re: dressing Elizabeth David asked "I suppose she'd have someone else dress her even when she was well (or help her dress)?” To which I can reply, absolutely. I was recently in London (and did both of the excellent Glyn Thomas’ excellent walks … pictures will be forthcoming on the discussion site in a week or two), and one of the things I did was tour the Globe Theatre on the South Bank. While waiting for the tour of the actual theatre space, I watched a demonstration called “Dressing Ophelia,” in which two women helped an audience member into what in Shakespeare’s day would have been considered casual clothes … even then, there were certain items (cuffs, the bodice, etc.) that could not be tied or otherwise secured by the person wearing them, usually because of the placement of the item on the body. If you were poor, you made do without these items of clothing, or wore another type (there was an interesting discussion of the bodice’s role in the origins of “straightlaced” as denoting a person of upright moral character), but if you were a person of means, who had to look a certain way, you simply had to have help dressing.

24 Jun 2005, 6:55 p.m. - Jackie

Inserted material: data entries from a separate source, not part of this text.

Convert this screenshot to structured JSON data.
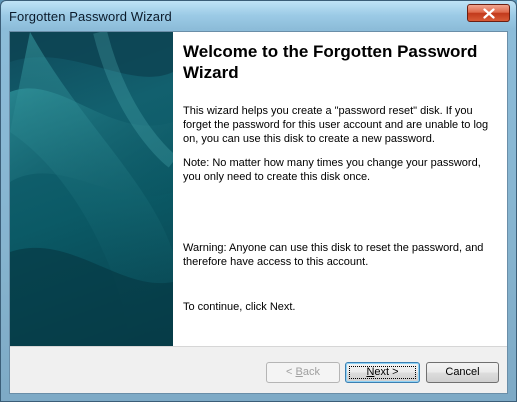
{
  "window": {
    "title": "Forgotten Password Wizard",
    "close_icon": "close-icon"
  },
  "content": {
    "heading": "Welcome to the Forgotten Password Wizard",
    "paragraphs": [
      "This wizard helps you create a \"password reset\" disk. If you forget the password for this user account and are unable to log on, you can use this disk to create a new password.",
      "Note: No matter how many times you change your password, you only need to create this disk once.",
      "Warning: Anyone can use this disk to reset the password, and therefore have access to this account.",
      "To continue, click Next."
    ]
  },
  "buttons": {
    "back": {
      "prefix": "< ",
      "mnemonic": "B",
      "rest": "ack",
      "enabled": false
    },
    "next": {
      "mnemonic": "N",
      "rest": "ext >",
      "default": true
    },
    "cancel": {
      "label": "Cancel"
    }
  },
  "colors": {
    "banner": "#0f4a5b",
    "close_button": "#c23a1c",
    "footer": "#f0f0f0"
  }
}
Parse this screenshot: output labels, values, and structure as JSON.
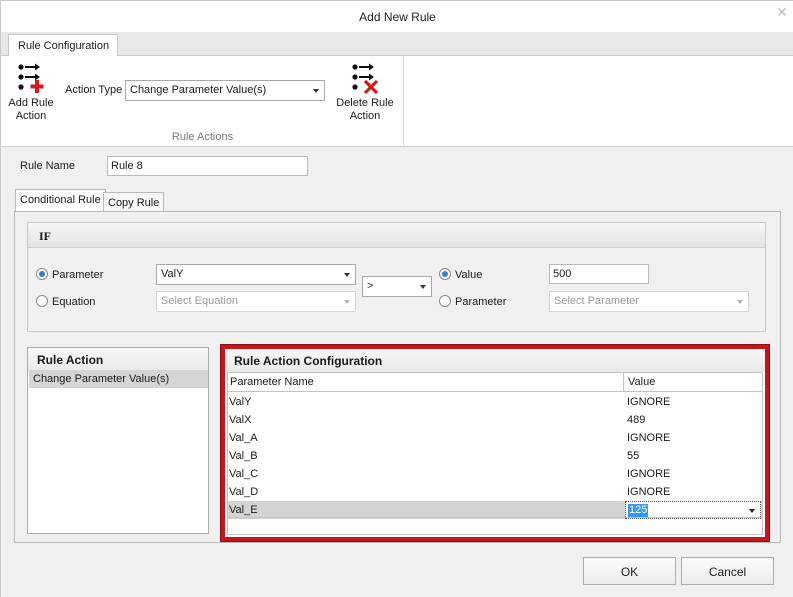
{
  "window": {
    "title": "Add New Rule",
    "close_glyph": "✕"
  },
  "ribbon": {
    "tab_label": "Rule Configuration",
    "add_button_label": "Add Rule Action",
    "action_type_label": "Action Type",
    "action_type_value": "Change Parameter Value(s)",
    "delete_button_label": "Delete Rule Action",
    "group_caption": "Rule Actions",
    "icons": {
      "add": "add-action-icon",
      "delete": "delete-action-icon"
    },
    "colors": {
      "add_plus": "#d6181f",
      "delete_x": "#d6181f"
    }
  },
  "rule_name": {
    "label": "Rule Name",
    "value": "Rule 8"
  },
  "tabs": [
    "Conditional Rule",
    "Copy Rule"
  ],
  "if_panel": {
    "title": "IF",
    "left_options": [
      "Parameter",
      "Equation"
    ],
    "left_selected": "Parameter",
    "parameter_value": "ValY",
    "equation_placeholder": "Select Equation",
    "operator": ">",
    "right_options": [
      "Value",
      "Parameter"
    ],
    "right_selected": "Value",
    "value": "500",
    "parameter_placeholder": "Select Parameter"
  },
  "rule_action": {
    "title": "Rule Action",
    "items": [
      "Change Parameter Value(s)"
    ]
  },
  "config": {
    "title": "Rule Action Configuration",
    "columns": [
      "Parameter Name",
      "Value"
    ],
    "rows": [
      {
        "name": "ValY",
        "value": "IGNORE"
      },
      {
        "name": "ValX",
        "value": "489"
      },
      {
        "name": "Val_A",
        "value": "IGNORE"
      },
      {
        "name": "Val_B",
        "value": "55"
      },
      {
        "name": "Val_C",
        "value": "IGNORE"
      },
      {
        "name": "Val_D",
        "value": "IGNORE"
      },
      {
        "name": "Val_E",
        "value": "125"
      }
    ],
    "selected_row": "Val_E",
    "highlight_color": "#c4161c"
  },
  "buttons": {
    "ok": "OK",
    "cancel": "Cancel"
  }
}
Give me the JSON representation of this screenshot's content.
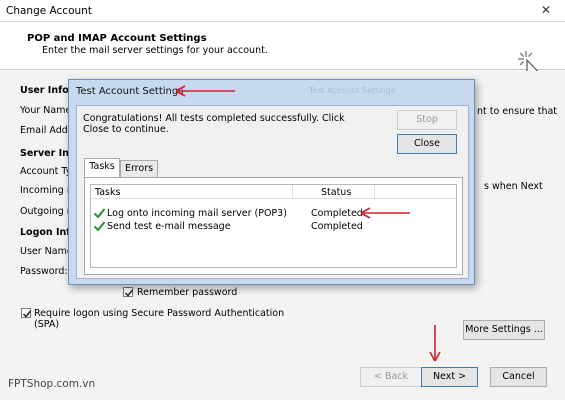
{
  "window": {
    "title": "Change Account",
    "close_glyph": "✕"
  },
  "header": {
    "title": "POP and IMAP Account Settings",
    "subtitle": "Enter the mail server settings for your account."
  },
  "background": {
    "user_info_label": "User Inform",
    "your_name_label": "Your Name:",
    "email_label": "Email Addre",
    "server_info_label": "Server Infor",
    "account_type_label": "Account Typ",
    "incoming_label": "Incoming m",
    "outgoing_label": "Outgoing m",
    "logon_info_label": "Logon Info",
    "username_label": "User Name:",
    "password_label": "Password:",
    "right_text_1": "nt to ensure that",
    "right_text_2": "s when Next",
    "remember_password": "Remember password",
    "require_spa": "Require logon using Secure Password Authentication",
    "require_spa_2": "(SPA)",
    "more_settings": "More Settings ...",
    "back": "< Back",
    "next": "Next >",
    "cancel": "Cancel"
  },
  "dialog": {
    "title": "Test Account Settings",
    "ghost_title": "Test Account Settings",
    "message": "Congratulations! All tests completed successfully. Click Close to continue.",
    "stop": "Stop",
    "close": "Close",
    "tabs": [
      {
        "label": "Tasks"
      },
      {
        "label": "Errors"
      }
    ],
    "columns": {
      "tasks": "Tasks",
      "status": "Status"
    },
    "rows": [
      {
        "task": "Log onto incoming mail server (POP3)",
        "status": "Completed"
      },
      {
        "task": "Send test e-mail message",
        "status": "Completed"
      }
    ]
  },
  "watermark": "FPTShop.com.vn",
  "colors": {
    "annotation": "#d0202a",
    "check": "#2e8b2e",
    "dialog_frame": "#c6d9ee"
  }
}
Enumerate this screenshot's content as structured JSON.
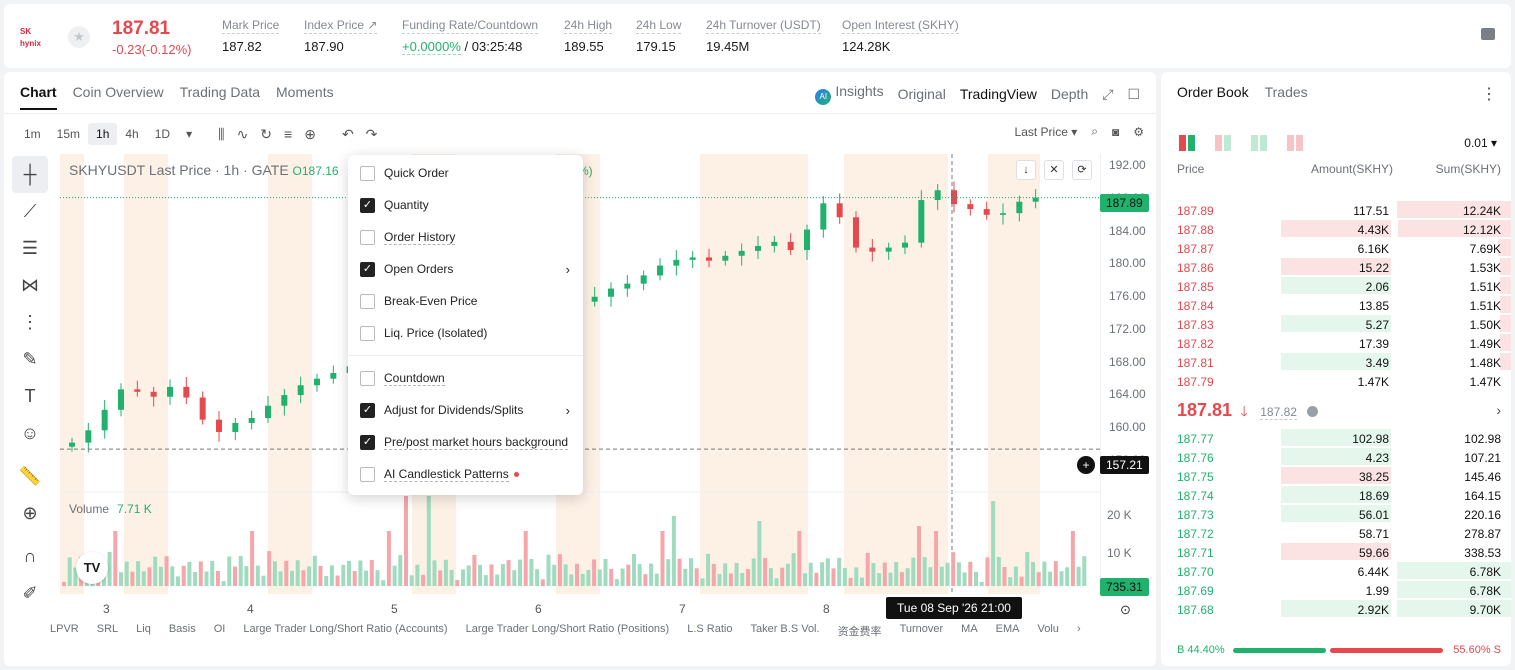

These were the days when requiring servants was seen as absolutely essential to being anywhere above the bottom rungs of society. Nowadays, needing help to get dressed suggests some incapacity on the part of the person being assisted, but in those days, it was a sign of social status. There are many activities which Sam has done for him (including the barber shaving him) which a man of his status in society today would be expected to do himself. It's all to do with sending out the right signals that he's somebody to be reckoned with. The ultimate example of the social pyramid of his day was the ncredible palaver which the King had to go through every night and morning, when careers in Court were made and destroyed by whether or not the King gave them a kind word when they handed him his shirt. King Charles II and Louis XIV spent hours each day in the formal getting dressed for the day and getting put to bed in the view of the Court, ensuring that each person present had an essential task to perform. (Then, of course when they'd finally gone, the King would often then scoot out of bed and nip down a handy corridor to sleep with his mistress).

24 Jun 2005, 7:11 p.m. - Cumgranissalis

"requiring servants was seen as absolutely..." natures answer to the unemployment problem or over population. All bodies need bread and clothing and housing, then there be little need for programmers, pilots and other make work projects etc..

18 Jun 2015, 11 a.m. - Edith Lank

In winter I get up at night and dress by yellow candlelight. In summer quite the other way I have to go to bed by day... --Robert Louis Stevenson

18 Jun 2015, 6:53 p.m. - Gerald Berg

Doesn't Sam eventually have eye trouble and have to quit the diary altogether? Reading/writing at night under low wattage is a big mistake.

28 Jun 2015, 12:01 a.m. - Chris Squire UK

Gerard Berg: you are correct but we shouldn't discuss this problem until it arises for SP.

8 Jul 2021, 3:03 p.m. - Michaela

This is nearly 30 years after today, but it gives an idea of the dressing process for a Lady - possible without help, but better with it. Probably less intricate for Liz: https://www.youtube.com/watch?v=M-GWY73isOE